Alvin Plantinga: If 62 percent of philosophers are atheists, then the proportion of atheists among philosophers is much greater than (indeed, is nearly twice as great as) the proportion of atheists among academics generally. (I take atheism to be the belief that there is no such person as the God of the theistic religions.) Do philosophers know something here that these other academics don’t know? What could it be? Philosophers, as opposed to other academics, are often professionally concerned with the theistic arguments — arguments for the existence of God. My guess is that a considerable majority of philosophers, both believers and unbelievers, reject these arguments as unsound.
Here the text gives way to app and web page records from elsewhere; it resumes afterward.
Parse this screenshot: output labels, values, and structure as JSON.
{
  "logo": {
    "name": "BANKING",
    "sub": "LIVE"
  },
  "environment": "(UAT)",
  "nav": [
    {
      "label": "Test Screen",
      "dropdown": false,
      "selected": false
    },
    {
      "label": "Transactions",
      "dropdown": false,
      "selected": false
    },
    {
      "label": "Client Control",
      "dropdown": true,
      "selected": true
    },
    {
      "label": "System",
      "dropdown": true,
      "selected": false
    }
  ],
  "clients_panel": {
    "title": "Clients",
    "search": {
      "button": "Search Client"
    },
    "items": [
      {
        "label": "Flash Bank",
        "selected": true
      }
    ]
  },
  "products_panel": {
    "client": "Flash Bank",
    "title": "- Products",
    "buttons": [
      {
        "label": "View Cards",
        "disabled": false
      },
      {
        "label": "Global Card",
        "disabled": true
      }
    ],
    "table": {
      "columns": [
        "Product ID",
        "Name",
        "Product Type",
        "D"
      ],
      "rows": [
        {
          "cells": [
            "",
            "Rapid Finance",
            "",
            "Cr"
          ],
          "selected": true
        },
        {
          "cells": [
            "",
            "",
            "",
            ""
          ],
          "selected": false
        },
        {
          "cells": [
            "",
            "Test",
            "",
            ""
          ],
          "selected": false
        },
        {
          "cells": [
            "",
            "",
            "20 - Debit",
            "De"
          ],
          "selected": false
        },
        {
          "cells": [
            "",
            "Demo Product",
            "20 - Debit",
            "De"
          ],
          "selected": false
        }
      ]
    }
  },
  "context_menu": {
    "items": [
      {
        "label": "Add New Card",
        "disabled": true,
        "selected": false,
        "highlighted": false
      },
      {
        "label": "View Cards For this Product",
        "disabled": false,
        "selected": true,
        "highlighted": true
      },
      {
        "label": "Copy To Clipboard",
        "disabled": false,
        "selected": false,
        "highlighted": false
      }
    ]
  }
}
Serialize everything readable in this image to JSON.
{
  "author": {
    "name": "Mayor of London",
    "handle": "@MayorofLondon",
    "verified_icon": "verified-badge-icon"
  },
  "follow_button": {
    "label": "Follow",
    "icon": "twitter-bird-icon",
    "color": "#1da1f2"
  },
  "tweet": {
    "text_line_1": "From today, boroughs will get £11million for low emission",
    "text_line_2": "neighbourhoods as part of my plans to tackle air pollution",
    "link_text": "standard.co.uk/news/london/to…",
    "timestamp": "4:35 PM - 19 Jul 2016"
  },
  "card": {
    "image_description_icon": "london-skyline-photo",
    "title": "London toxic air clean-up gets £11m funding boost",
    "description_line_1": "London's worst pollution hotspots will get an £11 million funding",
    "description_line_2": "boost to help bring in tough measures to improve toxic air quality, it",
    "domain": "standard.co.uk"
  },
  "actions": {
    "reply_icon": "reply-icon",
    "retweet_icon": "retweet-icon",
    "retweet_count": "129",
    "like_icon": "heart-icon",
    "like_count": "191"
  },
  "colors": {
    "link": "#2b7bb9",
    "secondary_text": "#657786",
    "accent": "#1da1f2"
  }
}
Still, that’s not nearly sufficient for atheism. In the British newspaper The Independent, the scientist Richard Dawkins was recently asked the following question: “If you died and arrived at the gates of heaven, what would you say to God to justify your lifelong atheism?” His response: “I’d quote Bertrand Russell: ‘Not enough evidence, God! Not enough evidence!’” But lack of evidence, if indeed evidence is lacking, is no grounds for atheism. No one thinks there is good evidence for the proposition that there are an even number of stars; but also, no one thinks the right conclusion to draw is that there are an uneven number of stars. The right conclusion would instead be agnosticism.

In the same way, the failure of the theistic arguments, if indeed they do fail, might conceivably be good grounds for agnosticism, but not for atheism. Atheism, like even-star-ism, would presumably be the sort of belief you can hold rationally only if you have strong arguments or evidence.


So what Platinga is essentially saying here is that even if one rejects all of the philosophical arguments for God's existence (there are, at last count, 36 of them; I listed them all and discussed them in a previous thread); at best that leads to agnosticism, not to atheism. This argument is part of the insistence by religious people, in these sorts of debates, to insist on the difference between atheism and agnosticism. Apparently by forcing well known atheists like Richard Dawkins to admit that they are actually agnostics, that gives religious belief more clout for some reason.


But to most of us who call ourselves atheists, it's an insignificant distinction. You want me to admit that, instead of being 100% sure there is no God, I am 99.9999% sure? Fine. Does that make me, technically, an agnostic rather than an atheist? Fine. Does being an agnostic therefore mean that I'm uncertain? No, because 99.9999% is enough for certainty.


As a matter of fact, I could and have made "positive" arguments for atheism, separate and distinct from merely rejecting arguments for theism. But I won't repeat them here, because I reject Platinga's thesis here that it's not enough to argue against theism. I say it IS enough for me, and it's probably more than enough for those philosophers.


Without getting into your 100% versus 99.9999% silliness, on a very simple and basic level, you do understand that the absolute certainty of an atheist is just as illogical as the absolute certainty of a religious believer, dont you?


When you put it that way, sure. But I try not to think of it that way. I prefer to think of my atheism in the same way that a scientific theory is regarded- it's considered true until someone comes along and disproves it. Furthermore, the burden of proof for any debate regarding God's existence must by definition be on those who believe in God's existence. 



Thank you for agreeing with me, you filthy agnostic.